This is my kind of groove, a driving beat that stomps out some funky New Orleans rhythms. The funny thing is that it is not really a horn song. There is no dominate horn melody, and even when the trombone is in the foreground it still is only supporting the greater song. "The Craziest Thing" is a great song that can stand alone without the help of the trombone.
Yet, Shorty still manages to play some cool stuff. Notice during the intro and break that he plays with patience. The phrases are only four bars long, but because the harmony does not change, Shorty does not jump all over the place. He keeps the melody within a small range and uses the rhythms to create tension, which allows him to extend the phrase over the entire four bars.
Even the rest of the his solo uses these same principles to build up to the final high Eb. The use of syncopation builds tension because the listener is anticipating the downbeat. By playing off the beat, it creates an unsettling feeling that feels resolved when the beat is once again felt. Even hanging on a particular note creates delayed resolution.
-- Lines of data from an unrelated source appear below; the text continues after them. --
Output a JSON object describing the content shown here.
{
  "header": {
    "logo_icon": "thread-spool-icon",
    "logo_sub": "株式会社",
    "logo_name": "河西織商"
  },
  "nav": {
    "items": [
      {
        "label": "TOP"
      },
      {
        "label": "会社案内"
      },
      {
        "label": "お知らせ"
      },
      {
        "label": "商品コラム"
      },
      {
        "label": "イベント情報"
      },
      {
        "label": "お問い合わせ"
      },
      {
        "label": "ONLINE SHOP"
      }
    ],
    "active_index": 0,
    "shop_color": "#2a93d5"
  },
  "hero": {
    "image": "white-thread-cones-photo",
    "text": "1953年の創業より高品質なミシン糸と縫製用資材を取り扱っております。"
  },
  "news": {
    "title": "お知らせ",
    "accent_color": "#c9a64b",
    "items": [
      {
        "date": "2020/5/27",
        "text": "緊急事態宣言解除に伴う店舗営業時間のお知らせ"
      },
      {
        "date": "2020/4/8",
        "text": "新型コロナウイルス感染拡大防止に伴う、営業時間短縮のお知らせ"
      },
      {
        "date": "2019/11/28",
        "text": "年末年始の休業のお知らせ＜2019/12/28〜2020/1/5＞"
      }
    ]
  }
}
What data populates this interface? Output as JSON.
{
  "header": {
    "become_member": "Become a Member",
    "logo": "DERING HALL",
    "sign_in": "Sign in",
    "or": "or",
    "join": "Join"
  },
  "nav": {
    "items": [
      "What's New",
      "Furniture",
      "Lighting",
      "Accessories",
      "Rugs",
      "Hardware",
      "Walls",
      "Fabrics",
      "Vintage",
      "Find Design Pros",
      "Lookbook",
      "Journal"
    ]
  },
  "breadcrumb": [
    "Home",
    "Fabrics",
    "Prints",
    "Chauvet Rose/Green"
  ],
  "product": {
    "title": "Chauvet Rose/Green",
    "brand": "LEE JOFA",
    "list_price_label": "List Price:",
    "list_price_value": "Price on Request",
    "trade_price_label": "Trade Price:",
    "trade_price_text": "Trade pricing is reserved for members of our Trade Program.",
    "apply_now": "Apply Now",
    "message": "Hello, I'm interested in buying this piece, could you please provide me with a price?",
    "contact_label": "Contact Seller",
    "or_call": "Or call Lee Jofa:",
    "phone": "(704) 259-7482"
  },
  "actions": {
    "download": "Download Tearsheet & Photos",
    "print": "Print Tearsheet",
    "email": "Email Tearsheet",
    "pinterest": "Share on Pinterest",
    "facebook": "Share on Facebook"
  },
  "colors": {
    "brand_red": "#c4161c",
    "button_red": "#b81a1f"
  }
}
The high G triplets not only create tension rhythmically, but the harmony wants to move the G to an A, which causes those G's to rub against the chord.
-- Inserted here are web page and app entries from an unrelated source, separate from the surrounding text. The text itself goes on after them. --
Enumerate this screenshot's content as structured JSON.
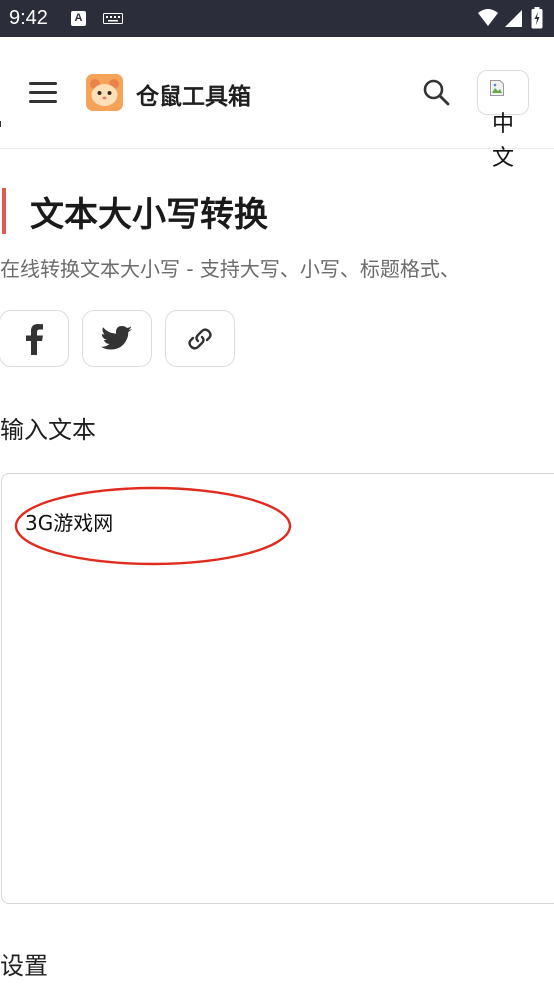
{
  "status_bar": {
    "time": "9:42",
    "a_icon_label": "A",
    "icons": [
      "a-icon",
      "keyboard-icon",
      "wifi-icon",
      "signal-icon",
      "battery-icon"
    ]
  },
  "app_bar": {
    "title": "仓鼠工具箱",
    "lang_label": "中文",
    "icons": [
      "menu-icon",
      "hamster-logo-icon",
      "search-icon",
      "broken-image-icon"
    ]
  },
  "page": {
    "title": "文本大小写转换",
    "description": "在线转换文本大小写 - 支持大写、小写、标题格式、",
    "accent_color": "#e05a4e"
  },
  "share": {
    "icons": [
      "facebook-icon",
      "twitter-icon",
      "link-icon"
    ]
  },
  "input": {
    "label": "输入文本",
    "value": "3G游戏网"
  },
  "settings": {
    "label": "设置"
  },
  "annotation": {
    "color": "#e02b20"
  }
}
Recommended Reading: "Fear And Loathing in Las Vegas" And Other American Stories by Hunter S. Thompson. Published by Random House, Inc.